CHArting Multi-areal Visual Perception in the Mouse
An important task of the visual system of an animal is to segregate and recognize objects and other animals in the continuous stream of inputs to the eye. This process is crucial. Is the other animal valuable or does it pose a risk? What are these landmarks and can they be used for navigation? We will develop a task for mice that allows us to study the brain processes that segregate an object from the background. The animal will report whether it perceives an object in a visually cluttered scene. Using a combination of wide-field calcium imaging and electrophysiology, we will map the neuronal correlates of visual perception and image segmentation across the visual areas in the brain, including the visual cortex, the visual thalamus and the superior colliculus, at a mesoscopic and microscopic single cell level. When we have created an atlas of the strength and latencies of these figure-ground segregation signals, we will select areas which show diverse correlates to the segregation at a single cell level to study the cell type specificity of the responses using two-photon calcium imaging. We will also interfere with processing in a selected number of areas using optogenetic tools to determine which areas merely correlate with the figure-ground segregation and which areas are essential for performing the task. Finally, using the public anatomical maps that are constantly increasing in resolution and extent, and the maps being constructed by the Human Brain Project (HBP), we will use all the neural activity from the mesoscopic and microscopic scales during task performance and from resting periods to construct a detailed model of the functional connectivity between the mapped visual areas. This will result in a wiring diagram of the brain areas involved in mouse visual perception and texture segregation.

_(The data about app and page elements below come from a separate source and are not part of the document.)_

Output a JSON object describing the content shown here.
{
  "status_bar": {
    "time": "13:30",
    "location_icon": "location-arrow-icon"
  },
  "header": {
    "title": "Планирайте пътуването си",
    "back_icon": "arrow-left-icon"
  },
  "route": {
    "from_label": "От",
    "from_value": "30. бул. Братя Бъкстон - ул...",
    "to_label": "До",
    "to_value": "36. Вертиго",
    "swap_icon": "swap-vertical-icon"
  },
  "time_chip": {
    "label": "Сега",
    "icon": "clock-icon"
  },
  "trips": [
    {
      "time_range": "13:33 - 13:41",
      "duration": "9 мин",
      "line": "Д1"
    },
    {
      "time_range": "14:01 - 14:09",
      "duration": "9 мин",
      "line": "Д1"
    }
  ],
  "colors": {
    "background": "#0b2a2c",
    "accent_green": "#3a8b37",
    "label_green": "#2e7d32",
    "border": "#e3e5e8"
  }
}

- J. Alexander Heimel, Netherlands Institute for Neuroscience, The Netherlands. Co-Investigator: Pieter R. Roelfsema
- Hans P. Op de Beeck, University of Leuven (KUL), Belgium.
- Ernest Montbrió, Universitat Pompeu Fabra, Spain. Co-Investigator: Gustavo Deco.
Funded by: Spanish Ministry of Economy and Competitiveness
Project number: PCIN-2015- 127